Words and persons having a yurei in their names
Yureiika (deep-sea squid): a species of squid
It has a luminous organ that emits quite an intense light.
Yureigumo (daddy long legs spiders); a general term for arthropods which belong to the spider family in the suborder Araneomorphae. It is so named because it likes dark places and has a whitish, thin, slim body.
Yureitake (monotropastrum humile), a kind of mushroom, also known as Ginryosou
Things directly related to or modeled after yurei
The name of a slope. There are many opinions regarding the origin of the name but it is believed that yurei have appeared or are likely to appear there.

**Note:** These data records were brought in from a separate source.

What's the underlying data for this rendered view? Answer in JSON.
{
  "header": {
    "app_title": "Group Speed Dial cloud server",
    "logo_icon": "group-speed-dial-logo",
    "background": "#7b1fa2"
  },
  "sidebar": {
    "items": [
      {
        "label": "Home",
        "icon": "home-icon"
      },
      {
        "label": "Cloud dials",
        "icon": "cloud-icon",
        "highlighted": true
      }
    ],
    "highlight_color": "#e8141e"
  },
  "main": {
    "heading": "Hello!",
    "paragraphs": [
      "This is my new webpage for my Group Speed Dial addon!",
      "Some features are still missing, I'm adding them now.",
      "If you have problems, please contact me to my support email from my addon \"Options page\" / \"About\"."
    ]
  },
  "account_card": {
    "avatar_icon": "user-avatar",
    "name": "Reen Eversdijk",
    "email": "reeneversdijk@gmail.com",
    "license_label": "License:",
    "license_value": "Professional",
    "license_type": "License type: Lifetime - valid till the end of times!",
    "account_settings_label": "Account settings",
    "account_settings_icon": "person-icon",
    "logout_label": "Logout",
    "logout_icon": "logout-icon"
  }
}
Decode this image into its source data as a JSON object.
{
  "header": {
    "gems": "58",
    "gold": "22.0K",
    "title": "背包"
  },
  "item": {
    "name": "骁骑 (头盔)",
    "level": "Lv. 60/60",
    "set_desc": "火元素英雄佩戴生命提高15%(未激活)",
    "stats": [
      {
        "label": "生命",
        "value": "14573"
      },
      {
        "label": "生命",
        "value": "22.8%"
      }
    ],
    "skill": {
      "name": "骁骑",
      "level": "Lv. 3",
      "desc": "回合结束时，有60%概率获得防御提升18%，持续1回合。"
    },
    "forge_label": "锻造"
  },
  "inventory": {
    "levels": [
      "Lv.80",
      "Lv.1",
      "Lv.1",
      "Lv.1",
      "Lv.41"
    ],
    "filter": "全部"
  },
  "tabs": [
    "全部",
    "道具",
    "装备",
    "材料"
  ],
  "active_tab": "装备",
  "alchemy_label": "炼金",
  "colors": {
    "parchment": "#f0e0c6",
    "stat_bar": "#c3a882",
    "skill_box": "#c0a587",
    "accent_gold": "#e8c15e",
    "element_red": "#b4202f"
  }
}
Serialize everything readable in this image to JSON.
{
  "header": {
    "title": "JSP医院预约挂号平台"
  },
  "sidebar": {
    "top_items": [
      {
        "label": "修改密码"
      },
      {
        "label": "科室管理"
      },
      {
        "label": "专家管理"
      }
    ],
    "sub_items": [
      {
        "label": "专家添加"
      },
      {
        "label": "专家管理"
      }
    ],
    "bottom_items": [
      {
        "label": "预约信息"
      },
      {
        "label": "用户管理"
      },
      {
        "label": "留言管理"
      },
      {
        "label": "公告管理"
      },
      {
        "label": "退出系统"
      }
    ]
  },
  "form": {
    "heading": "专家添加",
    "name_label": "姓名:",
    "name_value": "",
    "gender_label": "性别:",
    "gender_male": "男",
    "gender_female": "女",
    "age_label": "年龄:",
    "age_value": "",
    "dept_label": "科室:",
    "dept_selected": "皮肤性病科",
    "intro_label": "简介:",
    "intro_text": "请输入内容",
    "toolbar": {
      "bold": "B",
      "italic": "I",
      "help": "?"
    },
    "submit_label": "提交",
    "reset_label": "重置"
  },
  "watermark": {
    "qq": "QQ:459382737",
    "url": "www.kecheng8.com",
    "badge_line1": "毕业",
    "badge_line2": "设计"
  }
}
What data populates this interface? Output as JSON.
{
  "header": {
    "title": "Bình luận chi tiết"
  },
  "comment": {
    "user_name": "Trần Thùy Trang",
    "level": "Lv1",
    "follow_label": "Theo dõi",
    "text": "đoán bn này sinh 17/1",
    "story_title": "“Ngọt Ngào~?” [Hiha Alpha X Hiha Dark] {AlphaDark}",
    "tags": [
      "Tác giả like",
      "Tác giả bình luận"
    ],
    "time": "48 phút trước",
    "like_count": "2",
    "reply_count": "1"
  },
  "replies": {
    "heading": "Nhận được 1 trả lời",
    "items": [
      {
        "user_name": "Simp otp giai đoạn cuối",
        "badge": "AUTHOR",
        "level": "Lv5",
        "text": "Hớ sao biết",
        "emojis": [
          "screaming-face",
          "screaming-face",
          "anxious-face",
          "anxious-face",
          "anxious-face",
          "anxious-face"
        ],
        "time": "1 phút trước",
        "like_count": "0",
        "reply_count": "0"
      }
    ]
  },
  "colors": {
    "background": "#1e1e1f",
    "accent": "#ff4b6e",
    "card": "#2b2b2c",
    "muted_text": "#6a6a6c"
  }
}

Kosodate yurei (a ghost caring for her baby)
This expression stems from a folktale handed down in Japan.
Also called Uchi-Benkei no Soto-Yurei, this expression allegorizes the character of a person whose behavior outside the home is quite different from his or her behavior at home.
Yureito (The Ghost Tower)
This is the title of some translated versions of a foreign mystery set in a tower.
Yureisen (ghost ship)
Legends of ships only containing ghosts can be found in Japan and Europe.
It is also known as a haunted house.
Variable Voltage Variable Frequency Control: this is the common name for electric cars, such as the early generation of electric cars having a function which produces sounds similar to the sound of yurei heard in kabuki or period dramas (a name familiar in the railway industry). It has nothing to do with yurei densha (ghost trains).
As a metaphor for things with no substance, deriving from the idea that yurei have no physical form.
Yurei Moji (ghost characters)
Yurei Buin (phantom members)
Yurei Shikisha (phantom conductor)/yurei orchestra (phantom orchestra)
A model train: a common name for model trains having a motor in a car that otherwise would not have had it.
Famous people with the name Yurei